Imagine, for a moment, if that last week there were four separate attacks on Christian churches by Islamic radicals. Surely Kristen Stewart’s affair would be taking back seat. Heck, even the Olympics would be second-class news to the first major attacks on American soil by Islamic radicals since 9/11. Bill O'Reilly’s spit would be hitting you through your TV screen as Michele Bachmann's head did Exorcist-style loopty-loops. But this is exactly what happened to the Islamic and Sikh communities last week.
It started on Sunday, August 5, with the massacre at a Wisconsin Sikh temple where six people were killed by a white supremacist sporting Nazi and 9/11 tattoos. It continued on Wednesday when a Joplin, Missouri, mosque was set on fire for the second time in little more than a month and burned to the ground; attacked three times since its resurrection in 2008. On Friday, the attacks continued with a shooting at a Chicago mosque where nearly 500 people were inside worshipping. The violence concluded on Sunday, a week from the Sikh temple shooting, with an Oklahoma City mosque being vandalized. The inconvenient fact is that hate crimes against Muslim, Arab, and South Asian immigrants have been on the rise since 9/11. America’s “war on terror” has led to a war on Islam and other religions.
But most Americans are blithely unaware of this fact; opting instead to see themselves as the victims of radical Islam. For example, the majority of the mainstream broadcast media, excluding CNN, chose to largely ignore the attack on the Sikh temple. Coverage was brief and shallow, ignoring the motives and history of the shooter and refusing to acknowledge the rising trend in hate crimes against Sikhs and Muslims post 9/11. The Missouri mosque fire, shooting in Chicago and paint-ball attack in Oklahoma City received even less coverage.
The year following the attack on the World Trade Center, anti-Muslim hate crimes rose by more than 1,600%. Although they have decreased since then, attacks on Muslims and other non-Western minority groups (Arabs, Sikhs, etc.) are rampant.
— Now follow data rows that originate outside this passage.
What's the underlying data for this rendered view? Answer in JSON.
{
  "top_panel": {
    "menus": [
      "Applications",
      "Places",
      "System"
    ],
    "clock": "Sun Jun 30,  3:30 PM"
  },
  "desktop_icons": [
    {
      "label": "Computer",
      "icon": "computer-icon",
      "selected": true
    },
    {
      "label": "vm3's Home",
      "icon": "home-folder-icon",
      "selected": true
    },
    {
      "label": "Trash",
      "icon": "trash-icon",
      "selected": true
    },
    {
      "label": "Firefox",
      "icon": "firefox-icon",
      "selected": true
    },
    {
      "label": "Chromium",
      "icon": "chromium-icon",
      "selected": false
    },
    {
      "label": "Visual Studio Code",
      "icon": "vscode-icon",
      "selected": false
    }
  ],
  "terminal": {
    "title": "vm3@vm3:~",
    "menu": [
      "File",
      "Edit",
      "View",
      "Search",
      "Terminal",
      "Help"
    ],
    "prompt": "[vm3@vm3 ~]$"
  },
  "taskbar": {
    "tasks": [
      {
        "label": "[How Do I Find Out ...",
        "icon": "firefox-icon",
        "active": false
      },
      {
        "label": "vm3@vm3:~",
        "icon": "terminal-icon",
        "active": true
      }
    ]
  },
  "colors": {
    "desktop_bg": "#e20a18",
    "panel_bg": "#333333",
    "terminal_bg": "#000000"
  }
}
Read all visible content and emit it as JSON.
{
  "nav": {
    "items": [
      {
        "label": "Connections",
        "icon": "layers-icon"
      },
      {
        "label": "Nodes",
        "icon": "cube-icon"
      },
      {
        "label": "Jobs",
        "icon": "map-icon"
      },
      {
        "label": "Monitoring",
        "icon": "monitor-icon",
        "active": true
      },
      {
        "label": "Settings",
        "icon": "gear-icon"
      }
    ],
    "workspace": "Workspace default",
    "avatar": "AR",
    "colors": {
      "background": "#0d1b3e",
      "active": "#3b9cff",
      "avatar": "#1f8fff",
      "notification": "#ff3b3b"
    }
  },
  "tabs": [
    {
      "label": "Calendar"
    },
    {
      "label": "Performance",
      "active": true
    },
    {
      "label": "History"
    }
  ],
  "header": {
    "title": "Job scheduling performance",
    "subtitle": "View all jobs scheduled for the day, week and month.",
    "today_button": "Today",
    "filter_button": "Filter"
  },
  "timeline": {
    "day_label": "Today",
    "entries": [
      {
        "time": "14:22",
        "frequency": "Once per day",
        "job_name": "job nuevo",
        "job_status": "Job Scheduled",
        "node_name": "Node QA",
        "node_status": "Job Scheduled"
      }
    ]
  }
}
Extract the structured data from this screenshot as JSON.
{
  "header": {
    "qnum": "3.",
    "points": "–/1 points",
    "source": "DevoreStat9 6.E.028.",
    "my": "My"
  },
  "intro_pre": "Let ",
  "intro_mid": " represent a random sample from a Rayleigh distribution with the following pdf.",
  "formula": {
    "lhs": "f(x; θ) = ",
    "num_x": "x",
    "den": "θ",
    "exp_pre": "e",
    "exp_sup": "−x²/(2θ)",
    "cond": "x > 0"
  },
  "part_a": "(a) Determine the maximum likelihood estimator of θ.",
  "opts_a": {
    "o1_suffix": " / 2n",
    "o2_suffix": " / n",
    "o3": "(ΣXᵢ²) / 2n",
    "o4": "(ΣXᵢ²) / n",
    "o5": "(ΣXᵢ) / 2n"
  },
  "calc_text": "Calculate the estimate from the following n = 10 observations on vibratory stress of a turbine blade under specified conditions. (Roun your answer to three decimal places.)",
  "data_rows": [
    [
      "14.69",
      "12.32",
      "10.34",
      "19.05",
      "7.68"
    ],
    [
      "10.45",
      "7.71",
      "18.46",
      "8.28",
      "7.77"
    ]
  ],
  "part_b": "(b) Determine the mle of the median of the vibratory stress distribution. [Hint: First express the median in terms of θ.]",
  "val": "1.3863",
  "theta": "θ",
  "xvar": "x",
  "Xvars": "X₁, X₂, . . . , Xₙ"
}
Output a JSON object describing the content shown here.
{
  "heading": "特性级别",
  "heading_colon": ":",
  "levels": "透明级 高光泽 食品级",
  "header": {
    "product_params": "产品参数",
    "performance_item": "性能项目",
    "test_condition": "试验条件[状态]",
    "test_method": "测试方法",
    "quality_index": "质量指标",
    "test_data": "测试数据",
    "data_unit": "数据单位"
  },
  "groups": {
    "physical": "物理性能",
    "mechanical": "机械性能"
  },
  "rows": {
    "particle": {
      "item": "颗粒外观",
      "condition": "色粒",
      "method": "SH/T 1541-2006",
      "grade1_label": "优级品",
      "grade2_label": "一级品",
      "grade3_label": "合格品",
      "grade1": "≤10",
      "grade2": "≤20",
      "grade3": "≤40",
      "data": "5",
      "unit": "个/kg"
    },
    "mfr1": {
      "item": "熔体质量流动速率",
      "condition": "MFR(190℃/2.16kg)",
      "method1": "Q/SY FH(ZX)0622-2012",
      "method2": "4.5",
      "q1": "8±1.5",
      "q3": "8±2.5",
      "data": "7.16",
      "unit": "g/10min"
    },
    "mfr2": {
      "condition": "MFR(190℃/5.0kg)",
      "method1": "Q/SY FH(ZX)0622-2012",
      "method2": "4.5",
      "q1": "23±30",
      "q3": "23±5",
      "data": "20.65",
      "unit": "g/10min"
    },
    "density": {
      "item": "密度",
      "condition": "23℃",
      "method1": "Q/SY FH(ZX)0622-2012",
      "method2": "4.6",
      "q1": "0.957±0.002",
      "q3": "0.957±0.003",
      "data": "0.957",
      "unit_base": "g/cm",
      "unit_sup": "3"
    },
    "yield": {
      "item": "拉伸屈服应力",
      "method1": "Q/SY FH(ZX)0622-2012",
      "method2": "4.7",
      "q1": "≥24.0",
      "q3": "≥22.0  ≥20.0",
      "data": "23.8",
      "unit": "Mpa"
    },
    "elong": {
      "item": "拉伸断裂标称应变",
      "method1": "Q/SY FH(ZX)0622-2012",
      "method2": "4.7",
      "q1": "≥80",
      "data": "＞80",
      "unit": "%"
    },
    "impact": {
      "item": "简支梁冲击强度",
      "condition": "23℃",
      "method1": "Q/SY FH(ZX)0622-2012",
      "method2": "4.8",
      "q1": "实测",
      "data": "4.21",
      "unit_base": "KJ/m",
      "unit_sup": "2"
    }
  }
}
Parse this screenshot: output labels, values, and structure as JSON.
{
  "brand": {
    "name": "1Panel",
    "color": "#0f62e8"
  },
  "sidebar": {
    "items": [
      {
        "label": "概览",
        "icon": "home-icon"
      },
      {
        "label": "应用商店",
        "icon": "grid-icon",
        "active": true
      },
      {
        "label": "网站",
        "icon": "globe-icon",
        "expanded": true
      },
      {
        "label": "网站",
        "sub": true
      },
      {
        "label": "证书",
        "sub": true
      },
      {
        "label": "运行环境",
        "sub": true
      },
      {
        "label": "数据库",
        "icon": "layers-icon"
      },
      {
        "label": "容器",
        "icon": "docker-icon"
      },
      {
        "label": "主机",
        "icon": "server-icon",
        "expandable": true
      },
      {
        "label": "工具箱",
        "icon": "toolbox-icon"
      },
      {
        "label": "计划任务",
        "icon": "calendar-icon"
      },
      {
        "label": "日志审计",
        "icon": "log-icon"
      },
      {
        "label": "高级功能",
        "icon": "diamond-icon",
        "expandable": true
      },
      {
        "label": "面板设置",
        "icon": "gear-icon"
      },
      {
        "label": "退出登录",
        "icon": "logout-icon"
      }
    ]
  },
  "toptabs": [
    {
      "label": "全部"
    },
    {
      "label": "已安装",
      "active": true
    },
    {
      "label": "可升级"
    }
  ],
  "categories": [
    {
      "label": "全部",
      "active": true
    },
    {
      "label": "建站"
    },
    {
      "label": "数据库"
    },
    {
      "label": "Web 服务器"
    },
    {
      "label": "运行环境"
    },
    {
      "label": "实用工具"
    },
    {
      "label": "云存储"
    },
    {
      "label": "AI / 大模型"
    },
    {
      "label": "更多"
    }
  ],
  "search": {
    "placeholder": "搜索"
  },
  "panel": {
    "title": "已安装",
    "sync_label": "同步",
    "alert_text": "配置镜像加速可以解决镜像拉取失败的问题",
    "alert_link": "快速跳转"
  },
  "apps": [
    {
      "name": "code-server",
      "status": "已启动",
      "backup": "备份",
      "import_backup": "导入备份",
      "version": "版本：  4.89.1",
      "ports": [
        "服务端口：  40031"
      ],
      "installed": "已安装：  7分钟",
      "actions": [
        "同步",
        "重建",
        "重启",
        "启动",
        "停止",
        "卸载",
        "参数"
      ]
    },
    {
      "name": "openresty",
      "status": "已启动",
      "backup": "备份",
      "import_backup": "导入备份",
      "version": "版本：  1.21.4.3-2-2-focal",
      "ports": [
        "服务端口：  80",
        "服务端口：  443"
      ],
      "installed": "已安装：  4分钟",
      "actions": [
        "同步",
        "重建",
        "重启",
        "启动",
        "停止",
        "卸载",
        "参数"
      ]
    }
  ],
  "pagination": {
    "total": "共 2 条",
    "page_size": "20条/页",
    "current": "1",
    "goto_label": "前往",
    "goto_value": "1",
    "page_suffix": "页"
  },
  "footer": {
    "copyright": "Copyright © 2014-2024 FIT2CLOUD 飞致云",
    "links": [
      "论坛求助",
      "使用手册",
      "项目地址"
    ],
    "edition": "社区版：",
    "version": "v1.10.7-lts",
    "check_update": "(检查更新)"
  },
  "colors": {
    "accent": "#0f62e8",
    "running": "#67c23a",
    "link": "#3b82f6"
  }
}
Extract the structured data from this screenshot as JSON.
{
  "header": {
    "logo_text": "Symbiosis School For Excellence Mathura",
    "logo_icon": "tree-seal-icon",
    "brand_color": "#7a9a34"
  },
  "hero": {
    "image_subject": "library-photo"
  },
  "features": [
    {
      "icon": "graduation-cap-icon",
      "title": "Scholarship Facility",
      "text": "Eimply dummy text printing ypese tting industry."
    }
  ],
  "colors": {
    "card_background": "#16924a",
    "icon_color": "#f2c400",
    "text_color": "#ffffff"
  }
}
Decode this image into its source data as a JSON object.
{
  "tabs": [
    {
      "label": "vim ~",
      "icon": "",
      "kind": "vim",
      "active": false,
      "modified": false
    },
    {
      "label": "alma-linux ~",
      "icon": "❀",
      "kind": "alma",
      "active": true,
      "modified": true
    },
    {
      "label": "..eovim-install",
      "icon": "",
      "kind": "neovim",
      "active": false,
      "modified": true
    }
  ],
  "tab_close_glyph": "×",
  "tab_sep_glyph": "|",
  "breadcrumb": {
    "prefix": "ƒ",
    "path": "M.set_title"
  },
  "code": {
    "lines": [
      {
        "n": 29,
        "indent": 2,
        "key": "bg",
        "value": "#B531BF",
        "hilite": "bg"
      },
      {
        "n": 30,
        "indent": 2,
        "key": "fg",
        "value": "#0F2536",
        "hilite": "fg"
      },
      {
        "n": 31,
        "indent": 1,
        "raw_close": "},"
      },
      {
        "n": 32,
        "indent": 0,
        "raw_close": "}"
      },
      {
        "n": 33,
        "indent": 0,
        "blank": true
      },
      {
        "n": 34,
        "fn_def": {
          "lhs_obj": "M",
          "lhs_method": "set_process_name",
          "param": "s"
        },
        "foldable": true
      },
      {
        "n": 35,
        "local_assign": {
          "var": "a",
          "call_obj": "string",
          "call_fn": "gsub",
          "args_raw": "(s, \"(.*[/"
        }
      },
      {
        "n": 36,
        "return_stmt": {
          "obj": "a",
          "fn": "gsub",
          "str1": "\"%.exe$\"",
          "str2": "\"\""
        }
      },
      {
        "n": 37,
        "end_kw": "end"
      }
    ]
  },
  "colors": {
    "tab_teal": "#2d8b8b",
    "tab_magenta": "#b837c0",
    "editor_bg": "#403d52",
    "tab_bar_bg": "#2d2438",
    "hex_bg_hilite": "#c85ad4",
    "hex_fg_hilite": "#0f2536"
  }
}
The year 2010 was a particularly bloody year for American Muslims and Asian immigrants, including the firebombing of a Florida mosque and a brutal attack on a Bangladesh New York cab driver by a 21-year-old college student who thought he was a Muslim. Many attributed the increase in attacks to the controversial proposal to build the “Ground Zero Mosque.” But attacks on the American Muslim, Arab and Sikh communities continue today as does the Islamophobic rhetoric being spewed from political pulpits. On Friday, after two years of vandalism, arson and legal action, a Muslim community in Tennessee was finally granted permission to open the doors of its newly-constructed Islamic Center.
There is a well-known publication in the evangelical Christian community titled Voice of the Martyrs. The magazine spotlights and decries crimes being committed against Christians in other countries by religious (mostly Muslim) and political leaders. Perhaps America could use such a media voice for its Muslim Martyrs.